• **What is needed**:
Print the data exactly as written, line for line, and leave its pictures behind.

• **App and web page records**:
-*-*-
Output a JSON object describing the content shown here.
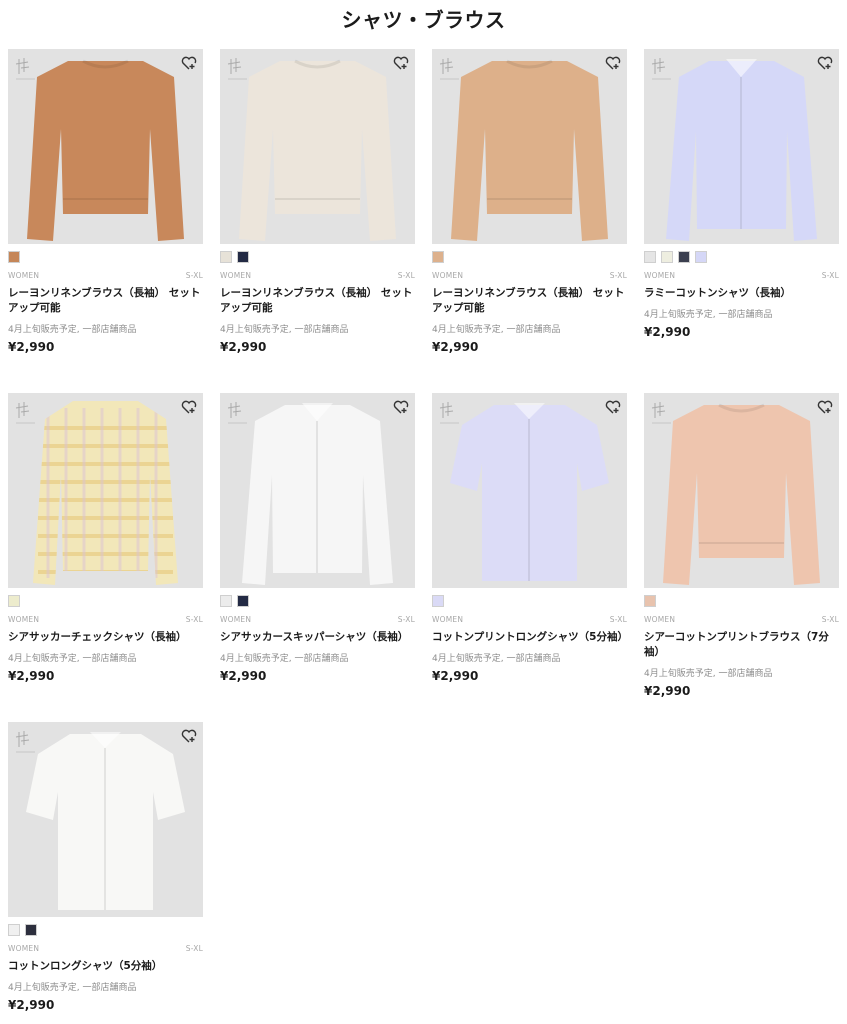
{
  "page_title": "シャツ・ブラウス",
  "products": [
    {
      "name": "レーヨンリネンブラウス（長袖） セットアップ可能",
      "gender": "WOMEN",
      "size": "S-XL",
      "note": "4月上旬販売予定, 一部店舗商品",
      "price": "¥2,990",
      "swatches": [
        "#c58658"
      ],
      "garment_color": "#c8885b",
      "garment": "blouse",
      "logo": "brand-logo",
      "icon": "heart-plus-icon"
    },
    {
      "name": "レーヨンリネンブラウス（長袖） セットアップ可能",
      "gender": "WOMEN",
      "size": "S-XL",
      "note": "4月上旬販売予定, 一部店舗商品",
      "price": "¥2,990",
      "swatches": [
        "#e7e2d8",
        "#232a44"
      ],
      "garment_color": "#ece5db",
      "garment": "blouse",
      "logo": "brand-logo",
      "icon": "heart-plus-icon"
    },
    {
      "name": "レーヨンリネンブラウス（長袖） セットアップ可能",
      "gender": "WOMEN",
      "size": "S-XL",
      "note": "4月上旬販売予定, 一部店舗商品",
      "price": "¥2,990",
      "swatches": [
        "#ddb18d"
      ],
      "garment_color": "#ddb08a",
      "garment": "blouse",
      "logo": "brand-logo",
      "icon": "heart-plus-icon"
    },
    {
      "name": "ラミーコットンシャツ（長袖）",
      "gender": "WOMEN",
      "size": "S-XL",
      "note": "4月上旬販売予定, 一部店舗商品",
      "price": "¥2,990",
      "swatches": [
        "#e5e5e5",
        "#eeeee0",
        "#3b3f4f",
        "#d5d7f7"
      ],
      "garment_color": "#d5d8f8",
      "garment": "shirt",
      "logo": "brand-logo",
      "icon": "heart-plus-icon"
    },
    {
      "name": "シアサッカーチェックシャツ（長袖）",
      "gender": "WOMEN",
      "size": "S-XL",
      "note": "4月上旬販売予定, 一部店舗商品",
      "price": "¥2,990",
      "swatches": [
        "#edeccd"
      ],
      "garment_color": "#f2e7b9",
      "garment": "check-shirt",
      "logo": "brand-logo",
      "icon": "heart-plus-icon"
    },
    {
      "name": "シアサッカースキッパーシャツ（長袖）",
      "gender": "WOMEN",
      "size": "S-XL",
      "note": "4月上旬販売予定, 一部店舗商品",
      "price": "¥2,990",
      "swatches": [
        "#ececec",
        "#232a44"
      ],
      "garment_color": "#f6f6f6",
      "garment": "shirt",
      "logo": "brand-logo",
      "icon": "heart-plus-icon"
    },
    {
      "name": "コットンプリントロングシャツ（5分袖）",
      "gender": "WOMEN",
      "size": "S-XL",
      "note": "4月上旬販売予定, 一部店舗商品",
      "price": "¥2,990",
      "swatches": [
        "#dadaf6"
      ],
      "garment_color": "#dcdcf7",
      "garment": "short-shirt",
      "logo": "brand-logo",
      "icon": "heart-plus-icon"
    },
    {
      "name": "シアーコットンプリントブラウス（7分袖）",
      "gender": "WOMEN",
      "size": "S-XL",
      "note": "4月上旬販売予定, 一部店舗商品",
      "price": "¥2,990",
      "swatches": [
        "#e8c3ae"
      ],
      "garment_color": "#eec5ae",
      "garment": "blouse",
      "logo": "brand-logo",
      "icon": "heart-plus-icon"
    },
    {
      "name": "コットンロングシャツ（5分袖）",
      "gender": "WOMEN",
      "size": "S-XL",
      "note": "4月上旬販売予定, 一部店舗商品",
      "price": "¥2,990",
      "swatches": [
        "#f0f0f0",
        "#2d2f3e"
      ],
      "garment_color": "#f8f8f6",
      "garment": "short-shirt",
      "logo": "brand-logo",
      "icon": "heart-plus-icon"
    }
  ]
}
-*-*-
• **Task response**:
Output a JSON object describing the content shown here.
{
  "page_title": "シャツ・ブラウス",
  "products": [
    {
      "name": "レーヨンリネンブラウス（長袖） セットアップ可能",
      "gender": "WOMEN",
      "size": "S-XL",
      "note": "4月上旬販売予定, 一部店舗商品",
      "price": "¥2,990",
      "swatches": [
        "#c58658"
      ],
      "garment_color": "#c8885b",
      "garment": "blouse",
      "logo": "brand-logo",
      "icon": "heart-plus-icon"
    },
    {
      "name": "レーヨンリネンブラウス（長袖） セットアップ可能",
      "gender": "WOMEN",
      "size": "S-XL",
      "note": "4月上旬販売予定, 一部店舗商品",
      "price": "¥2,990",
      "swatches": [
        "#e7e2d8",
        "#232a44"
      ],
      "garment_color": "#ece5db",
      "garment": "blouse",
      "logo": "brand-logo",
      "icon": "heart-plus-icon"
    },
    {
      "name": "レーヨンリネンブラウス（長袖） セットアップ可能",
      "gender": "WOMEN",
      "size": "S-XL",
      "note": "4月上旬販売予定, 一部店舗商品",
      "price": "¥2,990",
      "swatches": [
        "#ddb18d"
      ],
      "garment_color": "#ddb08a",
      "garment": "blouse",
      "logo": "brand-logo",
      "icon": "heart-plus-icon"
    },
    {
      "name": "ラミーコットンシャツ（長袖）",
      "gender": "WOMEN",
      "size": "S-XL",
      "note": "4月上旬販売予定, 一部店舗商品",
      "price": "¥2,990",
      "swatches": [
        "#e5e5e5",
        "#eeeee0",
        "#3b3f4f",
        "#d5d7f7"
      ],
      "garment_color": "#d5d8f8",
      "garment": "shirt",
      "logo": "brand-logo",
      "icon": "heart-plus-icon"
    },
    {
      "name": "シアサッカーチェックシャツ（長袖）",
      "gender": "WOMEN",
      "size": "S-XL",
      "note": "4月上旬販売予定, 一部店舗商品",
      "price": "¥2,990",
      "swatches": [
        "#edeccd"
      ],
      "garment_color": "#f2e7b9",
      "garment": "check-shirt",
      "logo": "brand-logo",
      "icon": "heart-plus-icon"
    },
    {
      "name": "シアサッカースキッパーシャツ（長袖）",
      "gender": "WOMEN",
      "size": "S-XL",
      "note": "4月上旬販売予定, 一部店舗商品",
      "price": "¥2,990",
      "swatches": [
        "#ececec",
        "#232a44"
      ],
      "garment_color": "#f6f6f6",
      "garment": "shirt",
      "logo": "brand-logo",
      "icon": "heart-plus-icon"
    },
    {
      "name": "コットンプリントロングシャツ（5分袖）",
      "gender": "WOMEN",
      "size": "S-XL",
      "note": "4月上旬販売予定, 一部店舗商品",
      "price": "¥2,990",
      "swatches": [
        "#dadaf6"
      ],
      "garment_color": "#dcdcf7",
      "garment": "short-shirt",
      "logo": "brand-logo",
      "icon": "heart-plus-icon"
    },
    {
      "name": "シアーコットンプリントブラウス（7分袖）",
      "gender": "WOMEN",
      "size": "S-XL",
      "note": "4月上旬販売予定, 一部店舗商品",
      "price": "¥2,990",
      "swatches": [
        "#e8c3ae"
      ],
      "garment_color": "#eec5ae",
      "garment": "blouse",
      "logo": "brand-logo",
      "icon": "heart-plus-icon"
    },
    {
      "name": "コットンロングシャツ（5分袖）",
      "gender": "WOMEN",
      "size": "S-XL",
      "note": "4月上旬販売予定, 一部店舗商品",
      "price": "¥2,990",
      "swatches": [
        "#f0f0f0",
        "#2d2f3e"
      ],
      "garment_color": "#f8f8f6",
      "garment": "short-shirt",
      "logo": "brand-logo",
      "icon": "heart-plus-icon"
    }
  ]
}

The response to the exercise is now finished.